Beaver, £2.50, ISBN 0-09-950980-6
Scarlet Sorcerer is meant to be paired with Emerald Enchanter, and the single player content in both gamebooks is almost identical – apart from a few cosmetic changes reflecting the place of origin of your character – so this review is going to be identical to that of the other gamebook, heh.
In this one, you’re the Scarlet Sorcerer of Estalon. You and the Emerald Enchanter were star pupils of the powerful wizard Silvarion the Great, although he couldn’t be that powerful since he was murdered by the evil Deathlord, Ralagon, who also happened to be Silvarion’s other star pupil. Ralagon became a Deathlord by creating a Power Crystal that would “make him irresistible to all creatures, living and dead”. It seems like he just wanted to have an orgy with both living and dead creatures, hmmph.
At any rate, you, the Scarlet Sorcerer, and Silvarion the Great crashed into Ralagon’s fortress to steal the Power Crystal, but things didn’t go as planned. When the campaign opens, Silvarion is dead, but he had left both you and your rival clues to the whereabouts of the Power Crystal. Perhaps it would make more sense if Silvarion could tell you the location of that thing right away, since he already went through the trouble of writing things down and sending an eagle to deliver the message to you, but where’s the fun if a wizard didn’t get to indulge in some bad poetry in a gamebook campaign, eh?
So now you are off, setting out in your skyship from your homeland of Estalon to beat the Emerald Enchanter in the hunt for the Power Crystal.
The gameplay system is based on that of Joe Dever’s Lone Wolf gamebooks, but with adaptations and enhancements. You have a skyship, after all, so much of your random wandering is done via reading of clues and looking at the map of the land before choosing the direction your skyship will move to. Battle on the skyship is all about… well, it’s a gamebook version of a FPS game, basically, and you turn to the relevant page based on your option to boost, cruise, or glide. You can also get down from your skyship to investigate various locations on the ground if you wish.

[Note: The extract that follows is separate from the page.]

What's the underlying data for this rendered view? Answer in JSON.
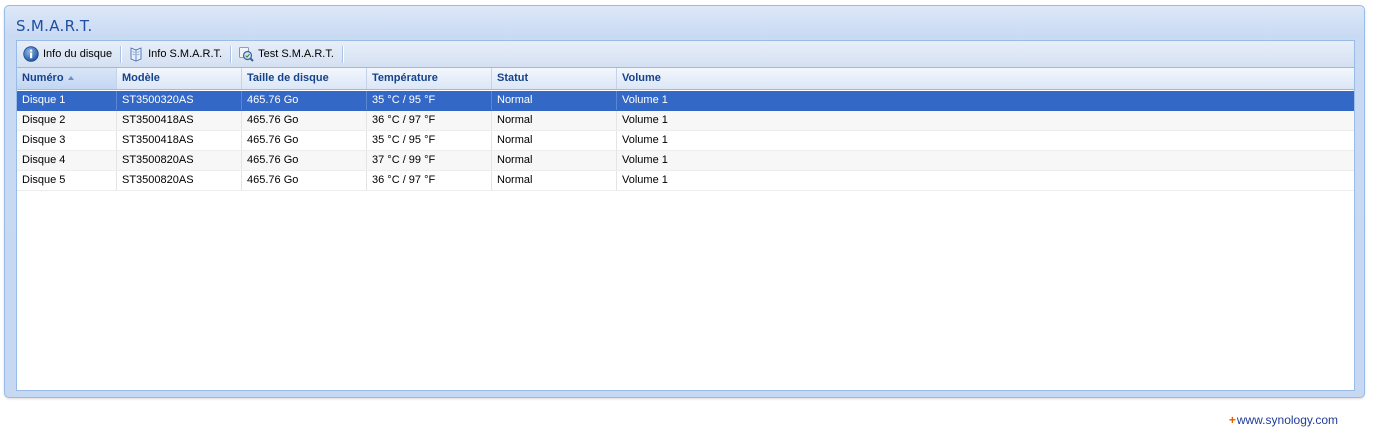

Basically, this is as close to a open sandbox campaign as gamebooks could be at its time of publication. If you are looking for meat in the campaign, well, you won’t find anything but bones in the single-player campaign as it all boils down to navigation and exploring random locations to either get clues (which you get by usually trading Special Items for information) or experience sudden deaths.
And if the whole thing feels needlessly complicated, well, it isn’t actually. It’s worse than needlessly complicated, it’s actually boring. Sure, the initial novelty of exploring and navigating in a skyship is fun at first, but after a while, random wandering starts to feel… well, random and boring. The combat encounters with random mooks are dull – they are one-paragraph affairs, resulting in you automatically losing some Stamina points, winning and getting some Special Item, or dying without any ado. The “dual adventure” campaign requires you and a willing victim – the other having a copy of Emerald Enchanter at hand, naturally – to play the dueling magic wielders and flicking the pages in a make-pretend skyship shoot-out. It’s rather tragic, how two supposedly amazing magic-users are reduced to blasting from their Energy Cannons at each other instead of calling down meteor showers from the sky and what not. Why isn’t this a steampunk campaign featuring gunsmiths? That might have made more sense.
At any rate, Joe Dever tried to make things interesting, and this gamebook probably filled a niche before the time of The Elder Scrolls and various single-player and multiplayer open sandbox fantasy games. But perhaps it would make a more interesting time to just pay a visit to Skyrim. At least they have dragons over there.